--- START ---

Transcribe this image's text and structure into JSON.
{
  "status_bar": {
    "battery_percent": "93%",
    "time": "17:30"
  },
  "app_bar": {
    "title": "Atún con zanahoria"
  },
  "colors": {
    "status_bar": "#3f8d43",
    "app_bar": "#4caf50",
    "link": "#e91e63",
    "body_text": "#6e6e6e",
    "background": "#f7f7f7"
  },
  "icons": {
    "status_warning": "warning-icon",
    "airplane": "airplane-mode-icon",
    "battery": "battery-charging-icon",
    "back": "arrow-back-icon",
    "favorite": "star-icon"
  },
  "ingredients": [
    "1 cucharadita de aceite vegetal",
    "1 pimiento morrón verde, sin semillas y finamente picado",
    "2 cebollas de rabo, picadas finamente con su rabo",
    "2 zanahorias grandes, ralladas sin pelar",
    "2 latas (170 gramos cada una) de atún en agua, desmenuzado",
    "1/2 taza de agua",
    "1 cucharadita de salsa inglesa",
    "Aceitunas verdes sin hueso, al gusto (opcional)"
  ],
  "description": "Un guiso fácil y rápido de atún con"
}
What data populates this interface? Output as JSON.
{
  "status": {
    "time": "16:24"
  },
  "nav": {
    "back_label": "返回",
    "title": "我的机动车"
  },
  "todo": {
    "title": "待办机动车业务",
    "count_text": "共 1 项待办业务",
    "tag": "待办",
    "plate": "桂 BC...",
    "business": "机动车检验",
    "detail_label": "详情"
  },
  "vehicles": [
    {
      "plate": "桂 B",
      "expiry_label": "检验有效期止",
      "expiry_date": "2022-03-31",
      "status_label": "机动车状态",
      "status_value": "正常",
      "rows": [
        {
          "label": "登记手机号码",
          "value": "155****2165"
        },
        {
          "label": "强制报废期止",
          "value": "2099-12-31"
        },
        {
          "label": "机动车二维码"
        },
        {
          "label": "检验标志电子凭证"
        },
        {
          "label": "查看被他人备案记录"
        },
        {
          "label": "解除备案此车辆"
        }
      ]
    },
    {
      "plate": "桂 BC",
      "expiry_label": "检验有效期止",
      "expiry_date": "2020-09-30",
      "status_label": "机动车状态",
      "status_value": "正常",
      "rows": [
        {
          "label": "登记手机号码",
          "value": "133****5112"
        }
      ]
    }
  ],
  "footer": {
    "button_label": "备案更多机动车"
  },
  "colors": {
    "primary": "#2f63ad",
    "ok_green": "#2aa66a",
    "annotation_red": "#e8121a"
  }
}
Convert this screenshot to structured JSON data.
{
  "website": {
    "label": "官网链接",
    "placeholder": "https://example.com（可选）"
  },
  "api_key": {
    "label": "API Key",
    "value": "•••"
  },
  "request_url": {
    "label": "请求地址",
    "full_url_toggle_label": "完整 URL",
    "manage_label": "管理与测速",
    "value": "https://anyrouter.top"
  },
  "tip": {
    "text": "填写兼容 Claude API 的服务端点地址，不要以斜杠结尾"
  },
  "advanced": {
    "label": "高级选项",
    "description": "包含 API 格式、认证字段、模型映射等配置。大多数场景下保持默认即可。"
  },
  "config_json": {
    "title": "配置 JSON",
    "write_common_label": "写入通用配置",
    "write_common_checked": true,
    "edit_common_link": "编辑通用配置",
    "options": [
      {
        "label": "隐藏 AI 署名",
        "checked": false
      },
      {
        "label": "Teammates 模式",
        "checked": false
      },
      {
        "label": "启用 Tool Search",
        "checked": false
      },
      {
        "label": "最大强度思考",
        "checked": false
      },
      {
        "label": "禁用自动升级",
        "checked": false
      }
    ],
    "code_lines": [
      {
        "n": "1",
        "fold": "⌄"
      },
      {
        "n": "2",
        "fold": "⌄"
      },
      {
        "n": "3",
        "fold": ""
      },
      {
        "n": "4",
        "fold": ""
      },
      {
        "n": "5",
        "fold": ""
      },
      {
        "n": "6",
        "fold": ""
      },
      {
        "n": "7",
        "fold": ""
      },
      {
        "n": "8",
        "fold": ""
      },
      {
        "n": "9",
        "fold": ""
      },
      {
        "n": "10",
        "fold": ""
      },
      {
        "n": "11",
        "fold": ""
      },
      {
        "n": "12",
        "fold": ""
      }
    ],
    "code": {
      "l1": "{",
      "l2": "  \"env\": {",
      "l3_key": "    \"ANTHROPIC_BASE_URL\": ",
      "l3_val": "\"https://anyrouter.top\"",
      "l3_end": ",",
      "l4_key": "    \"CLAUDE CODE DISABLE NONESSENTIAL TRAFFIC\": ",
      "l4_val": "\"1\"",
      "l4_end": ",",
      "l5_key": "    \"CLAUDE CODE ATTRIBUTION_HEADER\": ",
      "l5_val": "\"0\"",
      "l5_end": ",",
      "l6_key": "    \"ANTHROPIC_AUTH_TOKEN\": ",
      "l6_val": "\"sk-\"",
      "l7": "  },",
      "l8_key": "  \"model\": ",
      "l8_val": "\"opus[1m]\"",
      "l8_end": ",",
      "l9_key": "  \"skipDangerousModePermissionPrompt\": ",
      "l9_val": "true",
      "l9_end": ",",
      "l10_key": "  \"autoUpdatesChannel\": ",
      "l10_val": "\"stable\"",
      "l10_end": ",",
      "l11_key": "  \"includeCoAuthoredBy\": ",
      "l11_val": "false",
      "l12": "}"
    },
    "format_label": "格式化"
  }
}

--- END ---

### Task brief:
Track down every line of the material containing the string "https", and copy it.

### Task solution:
    "placeholder": "https://example.com（可选）"
    "value": "https://anyrouter.top"
      "l3_val": "\"https://anyrouter.top\"",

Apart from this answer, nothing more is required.